I disagree with the American Society of Addiction Medicine’s definition of addiction as a primary brain disorder. In my view, an addiction is an attempt to solve a life problem, usually one involving emotional pain or stress; it arises out of an unresolved life problem that the individual has no positive solution for. Only secondarily does it begin to act like a disease.

If you start with the idea that addiction isn’t a primary disease, but an attempt to solve a problem, then you soon come to the question: How did the problem arise?  If you say your addiction soothes your emotional pain, then the question arises of where the pain comes from. If the addiction gives you a sense of comfort, how did your discomfort arise?  If your addiction gives you a sense of control or power, why do you lack control, agency, and power in your life?  If it’s because you lack a meaningful sense of self, well, how did that happen? What happened to you?

The largest population study concluded that nearly two-thirds of drug-injection use can be tied to abuse and traumatic childhood events. If you look at the Adverse Childhood Experiences Study, it clearly shows that the more trauma there is, the greater the risk for addiction, exponentially so. Of course, there are traumatized people who don’t become addicts. You know what happens to them? They develop depression or anxiety, or they develop autoimmune disease, or any number of other outcomes. Or if they’re fortunate enough and get enough support in life to overcome the trauma, then they might not develop anything at all.
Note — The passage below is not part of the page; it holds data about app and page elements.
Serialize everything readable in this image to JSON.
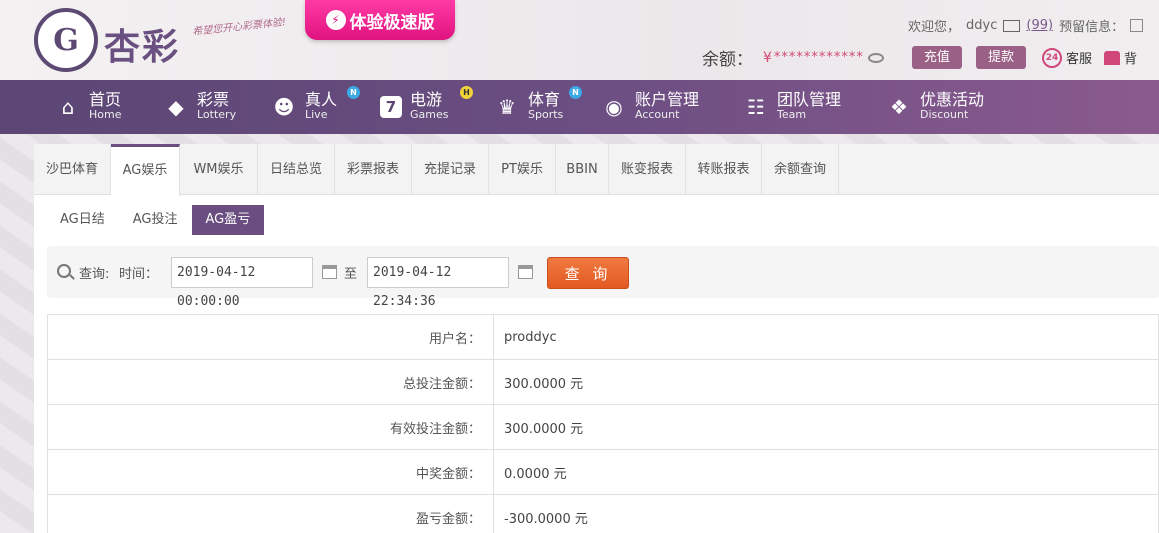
{
  "header": {
    "logo_mark": "G",
    "logo_text": "杏彩",
    "slogan": "希望您开心彩票体验!",
    "speed_label": "体验极速版",
    "welcome": "欢迎您，",
    "username": "ddyc",
    "mail_count": "(99)",
    "reserve_info": "预留信息：",
    "balance_label": "余额：",
    "currency": "¥",
    "balance_masked": "************",
    "recharge_label": "充值",
    "withdraw_label": "提款",
    "service_badge": "24",
    "service_label": "客服",
    "theme_label": "背"
  },
  "nav": [
    {
      "cn": "首页",
      "en": "Home",
      "icon": "home-icon",
      "glyph": "⌂",
      "badge": ""
    },
    {
      "cn": "彩票",
      "en": "Lottery",
      "icon": "ticket-icon",
      "glyph": "◆",
      "badge": ""
    },
    {
      "cn": "真人",
      "en": "Live",
      "icon": "live-dealer-icon",
      "glyph": "☻",
      "badge": "N"
    },
    {
      "cn": "电游",
      "en": "Games",
      "icon": "slot-seven-icon",
      "glyph": "7",
      "badge": "H"
    },
    {
      "cn": "体育",
      "en": "Sports",
      "icon": "trophy-icon",
      "glyph": "♛",
      "badge": "N"
    },
    {
      "cn": "账户管理",
      "en": "Account",
      "icon": "account-icon",
      "glyph": "◉",
      "badge": ""
    },
    {
      "cn": "团队管理",
      "en": "Team",
      "icon": "team-icon",
      "glyph": "☷",
      "badge": ""
    },
    {
      "cn": "优惠活动",
      "en": "Discount",
      "icon": "gift-icon",
      "glyph": "❖",
      "badge": ""
    }
  ],
  "tabs": [
    "沙巴体育",
    "AG娱乐",
    "WM娱乐",
    "日结总览",
    "彩票报表",
    "充提记录",
    "PT娱乐",
    "BBIN",
    "账变报表",
    "转账报表",
    "余额查询"
  ],
  "active_tab": "AG娱乐",
  "subtabs": [
    "AG日结",
    "AG投注",
    "AG盈亏"
  ],
  "active_subtab": "AG盈亏",
  "query": {
    "label": "查询:",
    "time_label": "时间：",
    "start": "2019-04-12 00:00:00",
    "separator": "至",
    "end": "2019-04-12 22:34:36",
    "button": "查 询"
  },
  "results": [
    {
      "label": "用户名：",
      "value": "proddyc"
    },
    {
      "label": "总投注金额：",
      "value": "300.0000 元"
    },
    {
      "label": "有效投注金额：",
      "value": "300.0000 元"
    },
    {
      "label": "中奖金额：",
      "value": "0.0000 元"
    },
    {
      "label": "盈亏金额：",
      "value": "-300.0000 元"
    }
  ],
  "colors": {
    "primary": "#6a4e82",
    "accent": "#d04a72",
    "query_button": "#e25a22",
    "speed_button": "#e0137f"
  }
}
When I give my talks across the world, it’s not unusual to have somebody stand up and say, “Well, you know, I had a perfectly happy childhood, and I became an addict.” It usually takes me three minutes of a conversation with a person like that to locate trauma in their history by simply asking a few basic questions.

Trauma can be understood in the sense of the Adverse Childhood Experiences criteria: emotional abuse, physical abuse, sexual abuse, a parent dying, a parent being jailed, a parent being mentally ill, violence in the family, neglect, a divorce. But it can be also be understood in the sense of relational trauma; that means you don’t have to be hit or physically abused. If the parents were stressed or distressed or distracted — if their own trauma got in the way of their attuning with the child — that’s enough to interfere with the development of a healthy sense of self, and with normal brain development itself.
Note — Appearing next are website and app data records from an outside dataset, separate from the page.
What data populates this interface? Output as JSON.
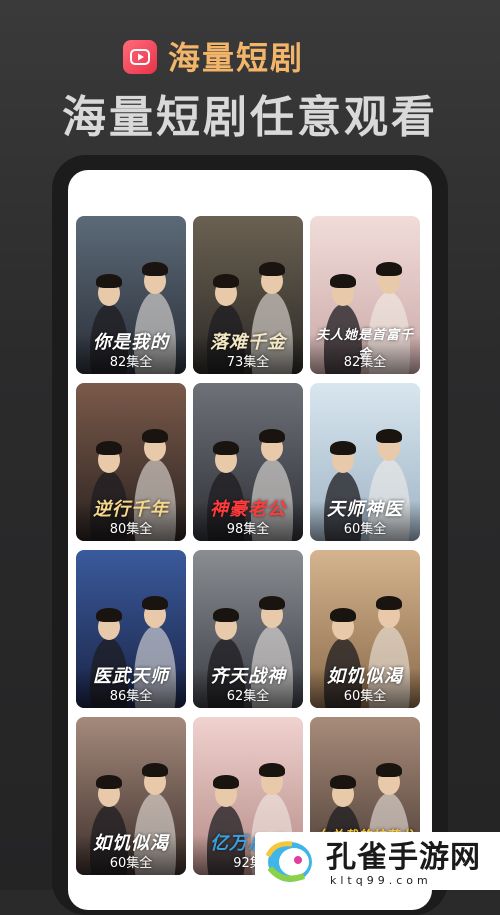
{
  "app": {
    "name": "海量短剧",
    "tagline": "海量短剧任意观看",
    "logo_icon": "play-icon",
    "brand_color": "#f2b56a"
  },
  "dramas": [
    {
      "title_art": "你是我的",
      "episodes": "82集全",
      "bg": [
        "#5c6a78",
        "#2a2f38"
      ],
      "title_color": "#ffffff"
    },
    {
      "title_art": "落难千金",
      "episodes": "73集全",
      "bg": [
        "#6b6152",
        "#2c2a26"
      ],
      "title_color": "#f4e7c4"
    },
    {
      "title_art": "夫人她是首富千金",
      "episodes": "82集全",
      "bg": [
        "#f1dcd9",
        "#c9a8a7"
      ],
      "title_color": "#ffffff"
    },
    {
      "title_art": "逆行千年",
      "episodes": "80集全",
      "bg": [
        "#7a5a4a",
        "#2b2220"
      ],
      "title_color": "#f5d88a"
    },
    {
      "title_art": "神豪老公",
      "episodes": "98集全",
      "bg": [
        "#6e7278",
        "#2e3036"
      ],
      "title_color": "#ff3b3b"
    },
    {
      "title_art": "天师神医",
      "episodes": "60集全",
      "bg": [
        "#d8e6ef",
        "#9fb3c4"
      ],
      "title_color": "#ffffff"
    },
    {
      "title_art": "医武天师",
      "episodes": "86集全",
      "bg": [
        "#3a5a9c",
        "#1a2446"
      ],
      "title_color": "#ffffff"
    },
    {
      "title_art": "齐天战神",
      "episodes": "62集全",
      "bg": [
        "#8a8d92",
        "#3a3d44"
      ],
      "title_color": "#ffffff"
    },
    {
      "title_art": "如饥似渴",
      "episodes": "60集全",
      "bg": [
        "#d5b48f",
        "#8a6a4a"
      ],
      "title_color": "#ffffff"
    },
    {
      "title_art": "如饥似渴",
      "episodes": "60集全",
      "bg": [
        "#a58a7c",
        "#3c2e2a"
      ],
      "title_color": "#ffffff"
    },
    {
      "title_art": "亿万总裁",
      "episodes": "92集",
      "bg": [
        "#f0d2cf",
        "#b48a86"
      ],
      "title_color": "#3aa0e0"
    },
    {
      "title_art": "女总裁的护花龙尊",
      "episodes": "",
      "bg": [
        "#a88c7a",
        "#4a3a34"
      ],
      "title_color": "#f5c63a"
    }
  ],
  "watermark": {
    "text": "孔雀手游网",
    "url": "kltq99.com"
  }
}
What all addictions have in common

  1. A pattern of compulsive engagement in the behavior that one craves, finds temporary pleasure or relief in, but suffers negative consequences from;
  2. Denial, subterfuge and dishonesty about the addiction. Shame is also a common undercurrent in addiction, whatever the object of the addiction may be;
  3. Brain circuitry:  Addictions are about the hunt, the search, the excitement of the chase. And that has to do with the brain’s incentive and motivation circuitry, the nucleus accumbens and its projections to the cortex, and the availability of dopamine (which is also what cocaine and crystal meth and nicotine and caffeine elevate).  It all has to do with the brain’s pleasure-reward centers, pain-relief circuitry, incentive-motivation circuitry, and impulse-regulation circuits. You know that it’s not good for you, but you can’t stop yourself.
  4. Poor stress regulation:  People with addictive behaviors, be it gambling, sex or shopping, go back to the behavior after having given it up for a while, when something stressful happens. Because their own stress-regulation circuitry isn’t fully developed (an artifact of childhood circumstances), they have to try to regulate it externally.


If, as I argue, addiction is rooted in trauma, then the treatment of addiction has to aim beyond just stopping the behavior. Treatment must aim at nothing less than the restoration of the individual to themselves and to their capacity to be with the present moment, whether the present moment is pleasant or not. That’s what’s too often missing from addiction treatment.